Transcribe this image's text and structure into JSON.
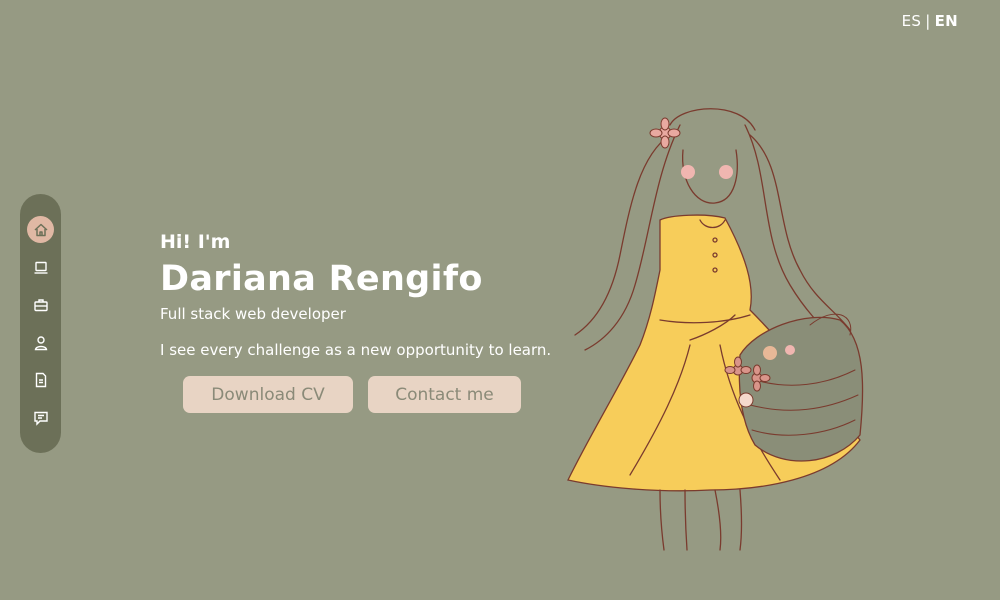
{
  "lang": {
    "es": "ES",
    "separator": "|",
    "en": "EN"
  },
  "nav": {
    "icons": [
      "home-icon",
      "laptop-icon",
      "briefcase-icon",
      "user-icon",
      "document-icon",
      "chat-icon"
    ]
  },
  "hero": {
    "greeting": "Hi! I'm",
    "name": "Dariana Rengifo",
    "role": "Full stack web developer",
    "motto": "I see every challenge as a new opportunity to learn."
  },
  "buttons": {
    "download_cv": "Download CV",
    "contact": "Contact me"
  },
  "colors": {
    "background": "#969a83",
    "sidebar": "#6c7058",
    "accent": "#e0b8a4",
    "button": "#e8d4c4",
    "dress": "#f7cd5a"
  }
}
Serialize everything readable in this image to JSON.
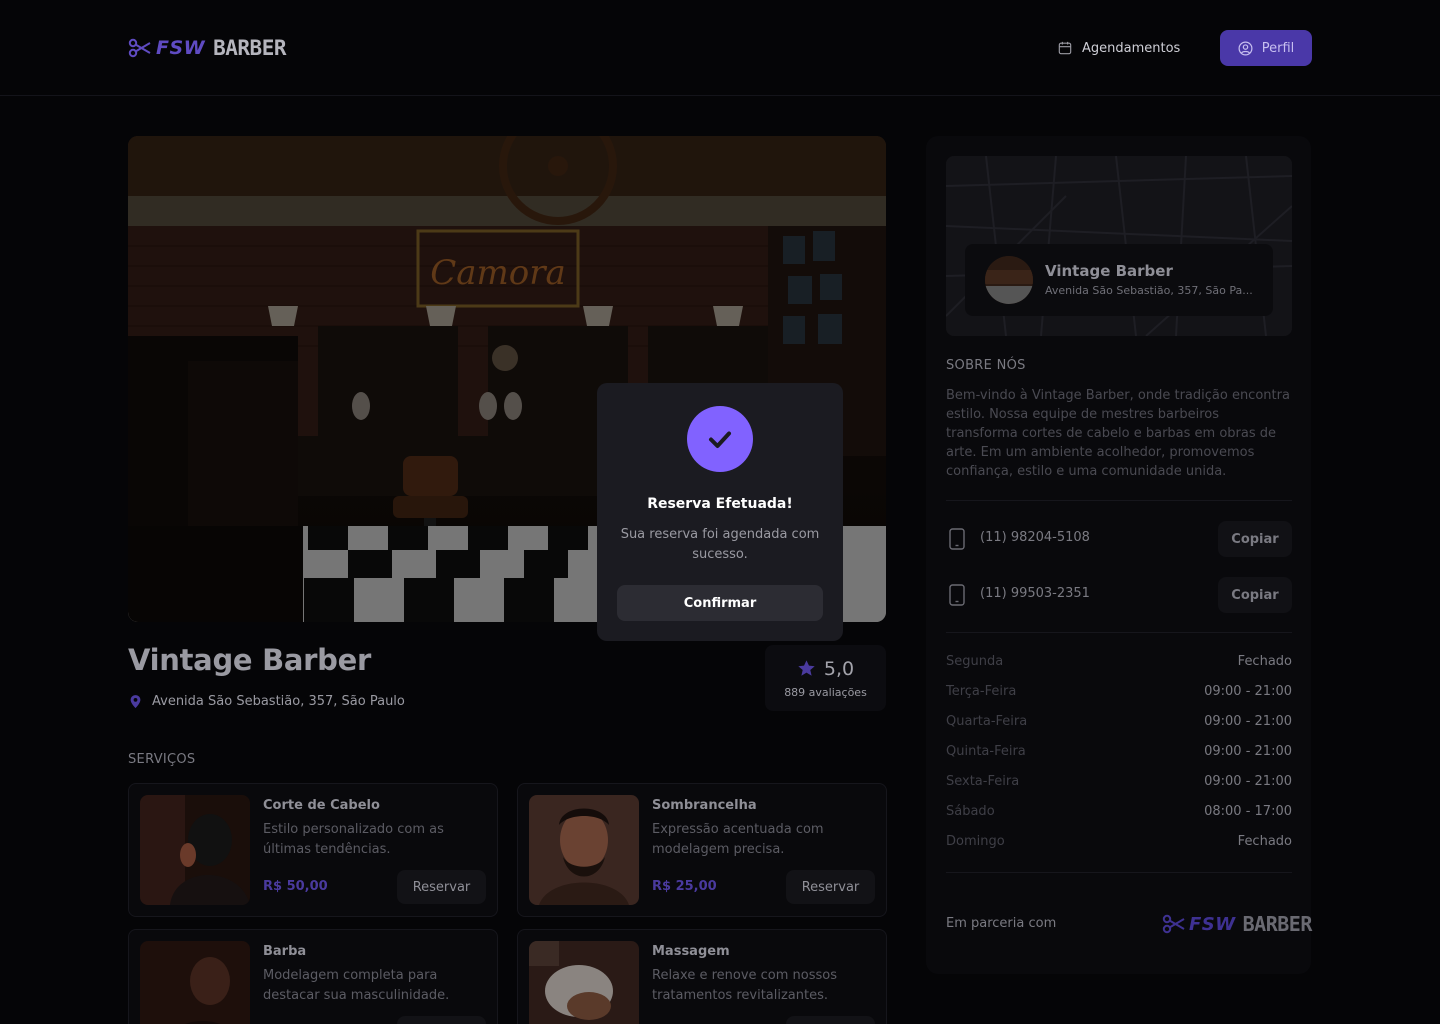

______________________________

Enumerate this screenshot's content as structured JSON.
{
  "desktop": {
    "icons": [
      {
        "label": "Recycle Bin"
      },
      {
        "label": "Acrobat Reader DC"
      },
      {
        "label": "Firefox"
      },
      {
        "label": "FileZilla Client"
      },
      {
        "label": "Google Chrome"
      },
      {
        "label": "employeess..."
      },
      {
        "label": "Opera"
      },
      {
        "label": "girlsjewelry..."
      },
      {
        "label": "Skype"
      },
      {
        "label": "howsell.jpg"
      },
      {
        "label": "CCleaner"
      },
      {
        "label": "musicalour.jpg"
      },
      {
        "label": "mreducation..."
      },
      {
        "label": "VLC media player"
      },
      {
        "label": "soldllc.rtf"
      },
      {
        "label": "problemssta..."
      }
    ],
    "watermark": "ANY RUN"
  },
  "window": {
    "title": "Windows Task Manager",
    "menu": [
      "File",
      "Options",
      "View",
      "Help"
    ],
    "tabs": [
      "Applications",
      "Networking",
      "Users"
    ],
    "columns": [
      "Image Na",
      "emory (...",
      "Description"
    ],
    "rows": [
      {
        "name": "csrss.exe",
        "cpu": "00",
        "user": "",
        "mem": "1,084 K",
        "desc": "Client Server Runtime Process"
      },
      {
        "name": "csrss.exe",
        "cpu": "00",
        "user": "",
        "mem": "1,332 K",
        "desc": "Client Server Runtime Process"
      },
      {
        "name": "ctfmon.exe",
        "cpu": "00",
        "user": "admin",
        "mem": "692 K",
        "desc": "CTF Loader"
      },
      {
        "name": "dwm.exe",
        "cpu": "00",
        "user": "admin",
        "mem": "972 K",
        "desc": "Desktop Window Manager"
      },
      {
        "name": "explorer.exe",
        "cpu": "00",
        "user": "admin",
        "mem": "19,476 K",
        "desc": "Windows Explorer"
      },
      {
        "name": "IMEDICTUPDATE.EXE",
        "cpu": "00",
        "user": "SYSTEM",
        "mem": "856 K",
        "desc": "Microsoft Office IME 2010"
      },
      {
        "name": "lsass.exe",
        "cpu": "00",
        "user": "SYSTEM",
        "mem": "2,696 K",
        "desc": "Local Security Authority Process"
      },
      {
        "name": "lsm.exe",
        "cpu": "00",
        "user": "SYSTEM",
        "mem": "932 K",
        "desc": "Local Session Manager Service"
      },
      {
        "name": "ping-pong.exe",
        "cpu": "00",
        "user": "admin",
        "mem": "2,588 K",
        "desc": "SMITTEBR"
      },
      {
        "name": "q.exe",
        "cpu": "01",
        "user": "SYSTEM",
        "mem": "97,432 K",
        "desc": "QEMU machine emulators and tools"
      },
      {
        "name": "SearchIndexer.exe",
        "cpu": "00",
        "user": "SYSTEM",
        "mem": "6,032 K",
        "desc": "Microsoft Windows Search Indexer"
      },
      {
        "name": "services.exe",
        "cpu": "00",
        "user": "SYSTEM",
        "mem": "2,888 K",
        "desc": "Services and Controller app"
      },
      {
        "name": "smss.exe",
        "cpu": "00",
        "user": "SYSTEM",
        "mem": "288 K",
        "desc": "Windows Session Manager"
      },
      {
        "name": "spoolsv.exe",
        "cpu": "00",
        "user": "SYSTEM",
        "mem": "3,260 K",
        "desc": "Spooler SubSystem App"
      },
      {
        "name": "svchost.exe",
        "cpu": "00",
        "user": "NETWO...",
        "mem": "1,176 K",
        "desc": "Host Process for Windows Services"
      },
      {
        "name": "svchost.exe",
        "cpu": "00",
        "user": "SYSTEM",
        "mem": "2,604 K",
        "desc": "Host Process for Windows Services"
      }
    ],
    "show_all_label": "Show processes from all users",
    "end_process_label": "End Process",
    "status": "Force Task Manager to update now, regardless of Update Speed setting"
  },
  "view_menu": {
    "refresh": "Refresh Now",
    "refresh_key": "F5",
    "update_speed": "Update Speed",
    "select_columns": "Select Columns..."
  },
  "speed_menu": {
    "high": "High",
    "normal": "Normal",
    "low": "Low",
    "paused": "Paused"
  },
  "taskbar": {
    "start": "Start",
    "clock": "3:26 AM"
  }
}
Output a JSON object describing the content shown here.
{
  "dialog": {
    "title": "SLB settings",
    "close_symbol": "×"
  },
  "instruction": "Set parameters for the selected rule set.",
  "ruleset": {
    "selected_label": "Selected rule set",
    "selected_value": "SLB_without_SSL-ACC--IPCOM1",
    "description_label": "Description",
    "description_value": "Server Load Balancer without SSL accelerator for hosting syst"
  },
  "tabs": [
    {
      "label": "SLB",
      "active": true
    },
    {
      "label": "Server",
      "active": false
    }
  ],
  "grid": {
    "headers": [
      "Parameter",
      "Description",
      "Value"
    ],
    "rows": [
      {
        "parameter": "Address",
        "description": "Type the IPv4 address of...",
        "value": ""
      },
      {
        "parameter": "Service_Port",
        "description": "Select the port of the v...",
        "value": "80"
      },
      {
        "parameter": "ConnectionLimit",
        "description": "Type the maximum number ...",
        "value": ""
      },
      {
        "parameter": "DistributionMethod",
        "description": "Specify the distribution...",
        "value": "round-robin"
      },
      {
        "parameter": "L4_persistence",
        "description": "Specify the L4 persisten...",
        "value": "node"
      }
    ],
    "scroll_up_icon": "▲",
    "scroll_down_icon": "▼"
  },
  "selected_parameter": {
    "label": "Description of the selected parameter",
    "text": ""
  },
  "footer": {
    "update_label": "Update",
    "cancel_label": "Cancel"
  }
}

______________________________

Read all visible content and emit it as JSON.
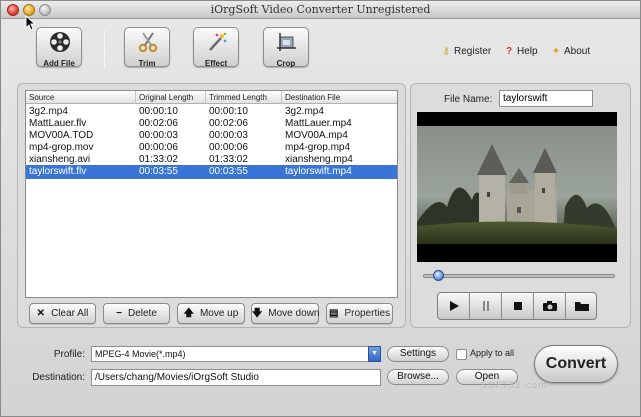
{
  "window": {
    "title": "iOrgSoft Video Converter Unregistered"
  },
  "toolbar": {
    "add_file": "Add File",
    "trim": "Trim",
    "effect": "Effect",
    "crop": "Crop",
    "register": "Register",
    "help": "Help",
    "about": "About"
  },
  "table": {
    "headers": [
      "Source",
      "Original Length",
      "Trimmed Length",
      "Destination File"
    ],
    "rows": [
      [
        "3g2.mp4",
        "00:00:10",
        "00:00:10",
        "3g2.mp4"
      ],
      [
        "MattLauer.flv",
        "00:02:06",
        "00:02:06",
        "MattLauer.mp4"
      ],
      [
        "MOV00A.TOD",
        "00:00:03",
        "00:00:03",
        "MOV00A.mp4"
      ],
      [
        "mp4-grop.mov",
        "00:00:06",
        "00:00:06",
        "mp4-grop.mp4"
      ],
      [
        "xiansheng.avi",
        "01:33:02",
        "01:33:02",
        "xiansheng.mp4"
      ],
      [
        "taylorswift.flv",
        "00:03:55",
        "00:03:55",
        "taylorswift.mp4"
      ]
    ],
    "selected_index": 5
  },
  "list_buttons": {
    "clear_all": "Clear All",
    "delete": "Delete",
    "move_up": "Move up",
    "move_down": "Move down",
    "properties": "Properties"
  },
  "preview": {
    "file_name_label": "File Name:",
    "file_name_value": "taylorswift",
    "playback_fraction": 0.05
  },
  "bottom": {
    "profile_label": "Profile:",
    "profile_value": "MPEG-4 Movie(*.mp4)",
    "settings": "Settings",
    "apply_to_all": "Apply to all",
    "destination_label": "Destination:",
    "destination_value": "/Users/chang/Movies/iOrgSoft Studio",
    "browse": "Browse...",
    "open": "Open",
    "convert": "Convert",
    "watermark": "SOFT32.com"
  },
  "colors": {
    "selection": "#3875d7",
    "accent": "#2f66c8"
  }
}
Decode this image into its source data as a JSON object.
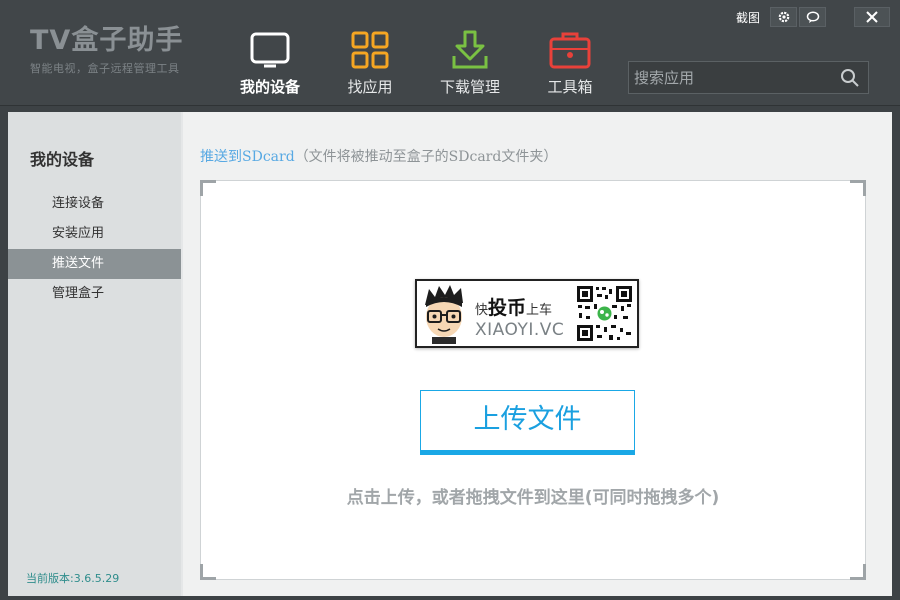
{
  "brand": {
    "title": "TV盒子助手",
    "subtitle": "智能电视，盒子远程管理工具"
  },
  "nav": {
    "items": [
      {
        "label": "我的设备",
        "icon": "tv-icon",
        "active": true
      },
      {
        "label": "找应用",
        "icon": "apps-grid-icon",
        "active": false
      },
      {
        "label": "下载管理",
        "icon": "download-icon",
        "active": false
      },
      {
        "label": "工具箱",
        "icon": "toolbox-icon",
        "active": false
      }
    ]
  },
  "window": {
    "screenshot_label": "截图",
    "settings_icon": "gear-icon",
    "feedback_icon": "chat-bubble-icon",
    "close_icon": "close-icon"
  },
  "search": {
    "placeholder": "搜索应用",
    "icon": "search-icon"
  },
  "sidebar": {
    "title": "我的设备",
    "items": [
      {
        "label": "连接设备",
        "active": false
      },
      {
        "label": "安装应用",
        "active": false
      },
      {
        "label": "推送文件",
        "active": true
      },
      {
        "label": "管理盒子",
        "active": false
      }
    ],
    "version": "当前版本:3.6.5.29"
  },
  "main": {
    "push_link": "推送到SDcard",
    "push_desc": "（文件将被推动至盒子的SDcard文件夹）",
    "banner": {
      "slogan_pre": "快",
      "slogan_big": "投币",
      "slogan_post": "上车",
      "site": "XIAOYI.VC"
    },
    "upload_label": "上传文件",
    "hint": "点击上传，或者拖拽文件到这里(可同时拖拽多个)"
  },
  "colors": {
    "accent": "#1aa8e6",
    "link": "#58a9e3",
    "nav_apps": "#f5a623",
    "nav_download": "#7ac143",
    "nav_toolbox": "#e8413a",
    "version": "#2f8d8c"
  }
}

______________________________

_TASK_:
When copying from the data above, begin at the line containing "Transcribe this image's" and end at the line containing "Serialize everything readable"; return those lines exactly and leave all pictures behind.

_THE COMPLETED TASK_:
Transcribe this image's text and structure into JSON.
{
  "lang": {
    "es": "ES",
    "separator": "|",
    "en": "EN"
  },
  "nav": {
    "icons": [
      "home-icon",
      "laptop-icon",
      "briefcase-icon",
      "user-icon",
      "document-icon",
      "chat-icon"
    ]
  },
  "hero": {
    "greeting": "Hi! I'm",
    "name": "Dariana Rengifo",
    "role": "Full stack web developer",
    "motto": "I see every challenge as a new opportunity to learn."
  },
  "buttons": {
    "download_cv": "Download CV",
    "contact": "Contact me"
  },
  "colors": {
    "background": "#969a83",
    "sidebar": "#6c7058",
    "accent": "#e0b8a4",
    "button": "#e8d4c4",
    "dress": "#f7cd5a"
  }
}
Serialize everything readable in this image to JSON.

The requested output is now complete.